- Special education has been a field in which large, empirical studies have been difficult to implement, given the differences in service delivery models. In a meta-analysis of special education, researchers found no significant effect size when examining the relationship between student outcomes and inclusion in special education (see Kavale, K. A., Glass, G. V (1982) The Efficacy of Special Education Interventions and Practices: A Compendium of Meta-Analysis Findings. Focus on Exceptional Children, v15 n4 p1-14).
- Special education as implemented in public schools has been criticized because the qualification criteria for services are extremely variable from one education agency to another. In the United States, all Local and State Education Agencies must use classification and labeling models that are aligned with the federal definitions, outlined the Individuals with Disabilities Education Act (IDEA).
- At-risk students (those with educational needs that are not associated with a disability) are often placed in classes with students with disabilities. Critics assert that placing at-risk students in the same classes as disabled students may impede the educational progress of people with disabilities.
- Special education programs continue to be criticized by disability activists because they are still often segregated from regular education programs.
- The practice of inclusion has been criticized by advocates and some parents of children with disabilities because some of these students require instructional methods that differ dramatically from typical classroom methods. Critics assert that it is not possible to deliver effectively two or more very different instructional methods in the same classroom. As a result, the educational progress of students who depend on different instructional methods to learn often fall even further behind their peers without disabilities.

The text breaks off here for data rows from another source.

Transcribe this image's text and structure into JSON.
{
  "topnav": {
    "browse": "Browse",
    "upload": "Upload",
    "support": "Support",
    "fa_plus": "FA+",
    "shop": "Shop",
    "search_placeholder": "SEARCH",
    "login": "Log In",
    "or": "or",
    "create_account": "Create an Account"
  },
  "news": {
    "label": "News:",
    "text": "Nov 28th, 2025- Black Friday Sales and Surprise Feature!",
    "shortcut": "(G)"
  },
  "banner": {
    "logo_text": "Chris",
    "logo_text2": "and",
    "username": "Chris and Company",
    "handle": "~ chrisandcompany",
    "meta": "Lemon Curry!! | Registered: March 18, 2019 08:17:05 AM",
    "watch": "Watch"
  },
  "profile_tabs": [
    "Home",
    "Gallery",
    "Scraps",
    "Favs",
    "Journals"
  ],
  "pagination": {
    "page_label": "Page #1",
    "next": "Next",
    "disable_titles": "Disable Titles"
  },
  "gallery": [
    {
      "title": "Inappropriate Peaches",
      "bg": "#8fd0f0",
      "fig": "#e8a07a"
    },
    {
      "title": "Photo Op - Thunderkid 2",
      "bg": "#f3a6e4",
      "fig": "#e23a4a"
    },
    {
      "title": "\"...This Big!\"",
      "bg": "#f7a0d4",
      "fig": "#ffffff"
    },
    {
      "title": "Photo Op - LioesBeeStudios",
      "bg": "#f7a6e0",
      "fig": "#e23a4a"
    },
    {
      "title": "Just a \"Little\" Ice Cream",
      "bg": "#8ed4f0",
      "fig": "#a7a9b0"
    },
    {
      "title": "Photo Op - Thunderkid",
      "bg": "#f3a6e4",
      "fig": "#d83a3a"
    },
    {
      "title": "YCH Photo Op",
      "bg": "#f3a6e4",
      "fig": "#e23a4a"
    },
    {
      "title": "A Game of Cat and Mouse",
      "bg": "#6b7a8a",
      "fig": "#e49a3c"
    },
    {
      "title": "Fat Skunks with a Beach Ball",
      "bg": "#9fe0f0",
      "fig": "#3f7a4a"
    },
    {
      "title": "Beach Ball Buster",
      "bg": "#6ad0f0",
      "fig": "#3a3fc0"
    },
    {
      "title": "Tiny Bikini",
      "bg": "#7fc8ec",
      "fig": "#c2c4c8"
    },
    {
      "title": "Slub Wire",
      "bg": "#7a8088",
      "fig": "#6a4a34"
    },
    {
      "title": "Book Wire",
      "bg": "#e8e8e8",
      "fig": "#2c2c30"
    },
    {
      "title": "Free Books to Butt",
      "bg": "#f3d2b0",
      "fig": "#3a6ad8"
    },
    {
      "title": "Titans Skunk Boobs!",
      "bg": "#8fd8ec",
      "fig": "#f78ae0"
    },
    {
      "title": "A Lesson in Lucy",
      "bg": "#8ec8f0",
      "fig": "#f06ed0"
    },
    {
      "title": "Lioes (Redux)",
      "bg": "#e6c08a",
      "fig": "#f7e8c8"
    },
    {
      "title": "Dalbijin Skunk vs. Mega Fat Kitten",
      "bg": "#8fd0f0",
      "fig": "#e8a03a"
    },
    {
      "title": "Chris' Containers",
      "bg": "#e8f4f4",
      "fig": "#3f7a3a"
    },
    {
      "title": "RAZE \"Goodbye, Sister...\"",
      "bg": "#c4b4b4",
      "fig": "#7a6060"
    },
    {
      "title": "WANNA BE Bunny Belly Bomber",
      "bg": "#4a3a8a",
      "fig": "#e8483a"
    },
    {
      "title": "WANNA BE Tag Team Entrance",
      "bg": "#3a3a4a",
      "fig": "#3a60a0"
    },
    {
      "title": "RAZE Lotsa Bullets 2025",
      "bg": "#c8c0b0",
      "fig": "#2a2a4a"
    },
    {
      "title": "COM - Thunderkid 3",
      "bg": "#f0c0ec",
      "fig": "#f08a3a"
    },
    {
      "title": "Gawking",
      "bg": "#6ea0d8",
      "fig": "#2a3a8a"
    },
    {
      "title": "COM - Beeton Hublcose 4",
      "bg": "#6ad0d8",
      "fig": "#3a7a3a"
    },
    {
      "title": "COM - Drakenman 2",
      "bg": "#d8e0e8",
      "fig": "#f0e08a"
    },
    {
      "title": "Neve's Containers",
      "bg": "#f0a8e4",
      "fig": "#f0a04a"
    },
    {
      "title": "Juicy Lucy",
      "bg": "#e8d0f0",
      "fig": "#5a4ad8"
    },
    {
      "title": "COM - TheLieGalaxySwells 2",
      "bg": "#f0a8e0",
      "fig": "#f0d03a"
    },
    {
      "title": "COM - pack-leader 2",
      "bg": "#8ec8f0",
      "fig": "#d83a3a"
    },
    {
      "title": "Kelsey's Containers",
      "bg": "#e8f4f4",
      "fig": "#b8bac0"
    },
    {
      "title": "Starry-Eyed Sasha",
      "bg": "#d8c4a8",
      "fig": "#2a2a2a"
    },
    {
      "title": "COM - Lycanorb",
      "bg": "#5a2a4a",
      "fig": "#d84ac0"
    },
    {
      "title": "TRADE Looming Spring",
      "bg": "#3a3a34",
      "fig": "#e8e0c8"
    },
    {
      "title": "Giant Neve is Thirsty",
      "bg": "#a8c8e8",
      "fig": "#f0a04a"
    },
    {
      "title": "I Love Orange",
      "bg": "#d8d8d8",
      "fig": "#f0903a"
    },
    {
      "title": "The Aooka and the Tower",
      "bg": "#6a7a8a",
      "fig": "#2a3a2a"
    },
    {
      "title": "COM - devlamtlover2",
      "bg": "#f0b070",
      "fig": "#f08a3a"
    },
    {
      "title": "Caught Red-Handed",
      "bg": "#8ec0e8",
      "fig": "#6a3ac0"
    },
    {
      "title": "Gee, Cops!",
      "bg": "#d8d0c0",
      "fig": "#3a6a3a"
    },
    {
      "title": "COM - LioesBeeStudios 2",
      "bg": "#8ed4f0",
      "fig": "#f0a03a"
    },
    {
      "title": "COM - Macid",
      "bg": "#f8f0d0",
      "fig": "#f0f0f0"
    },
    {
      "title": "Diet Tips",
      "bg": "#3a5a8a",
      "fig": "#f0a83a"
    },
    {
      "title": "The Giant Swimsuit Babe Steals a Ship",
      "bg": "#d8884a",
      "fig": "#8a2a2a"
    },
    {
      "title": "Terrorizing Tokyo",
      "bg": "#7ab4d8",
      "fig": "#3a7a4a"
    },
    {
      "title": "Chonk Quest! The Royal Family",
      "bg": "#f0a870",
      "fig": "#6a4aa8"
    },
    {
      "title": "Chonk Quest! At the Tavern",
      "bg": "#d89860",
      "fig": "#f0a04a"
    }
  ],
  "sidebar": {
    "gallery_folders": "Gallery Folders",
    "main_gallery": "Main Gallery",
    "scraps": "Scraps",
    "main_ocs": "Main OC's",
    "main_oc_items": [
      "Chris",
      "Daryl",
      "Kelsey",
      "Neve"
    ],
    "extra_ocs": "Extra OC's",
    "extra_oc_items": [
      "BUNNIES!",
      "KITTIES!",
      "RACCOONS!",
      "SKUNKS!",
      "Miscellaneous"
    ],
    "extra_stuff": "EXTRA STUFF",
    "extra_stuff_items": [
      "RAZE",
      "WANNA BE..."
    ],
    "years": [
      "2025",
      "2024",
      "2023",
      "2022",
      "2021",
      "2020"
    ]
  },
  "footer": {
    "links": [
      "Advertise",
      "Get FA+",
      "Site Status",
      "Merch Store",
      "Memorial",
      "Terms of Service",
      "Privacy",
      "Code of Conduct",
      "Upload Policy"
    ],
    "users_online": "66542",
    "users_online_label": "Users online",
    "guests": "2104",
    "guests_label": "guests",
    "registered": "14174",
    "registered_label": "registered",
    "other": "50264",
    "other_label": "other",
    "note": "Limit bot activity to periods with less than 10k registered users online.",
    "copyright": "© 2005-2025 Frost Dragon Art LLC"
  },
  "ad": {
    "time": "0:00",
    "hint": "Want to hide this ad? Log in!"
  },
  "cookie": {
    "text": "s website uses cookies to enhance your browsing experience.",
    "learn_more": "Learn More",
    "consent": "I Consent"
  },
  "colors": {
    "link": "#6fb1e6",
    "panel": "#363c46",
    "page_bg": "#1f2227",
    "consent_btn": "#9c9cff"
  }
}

- Parents of typically developing children sometimes fear that the special needs of a single "fully included" student will take critical levels of attention and energy away from the rest of the class and thereby impair the academic achievements of all students.
- Some parents, advocates, and students have concerns about the eligibility criteria and its application. In some cases, parents and students protest the students' placement into special education programs. For example, a student may be placed into the special education programs due to a mental health condition such as OCD, depression, anxiety, panic attacks or ADHD, while the student and his parents believe that the condition is adequately managed through medication and outside therapy. In other cases, students whose parents believe they require the additional support of special education services are denied participation in the program based on the eligibility criteria.
- An alternative to homogenization and lockstep standardization is proposed, using the Sudbury model schools, an alternative approach in which children learn at their own pace rather than following a chronologically-based curriculum. Proponents of unschooling have also claimed that children raised in this method do not suffer from learning disabilities.
- Gerald Coles, in his book, The Learning Mystique: A Critical Look at "Learning Disabilities", asserts that there are partisan agendas behind the educational policy-makers and that the scientific research that they use to support their arguments regarding the teaching of literacy are flawed. These include the idea that there are neurological explanations for learning disabilities.
- Wilmshurst, L, & Brue, A. W. (2005). A parent's guide to special education. New York: AMACOM.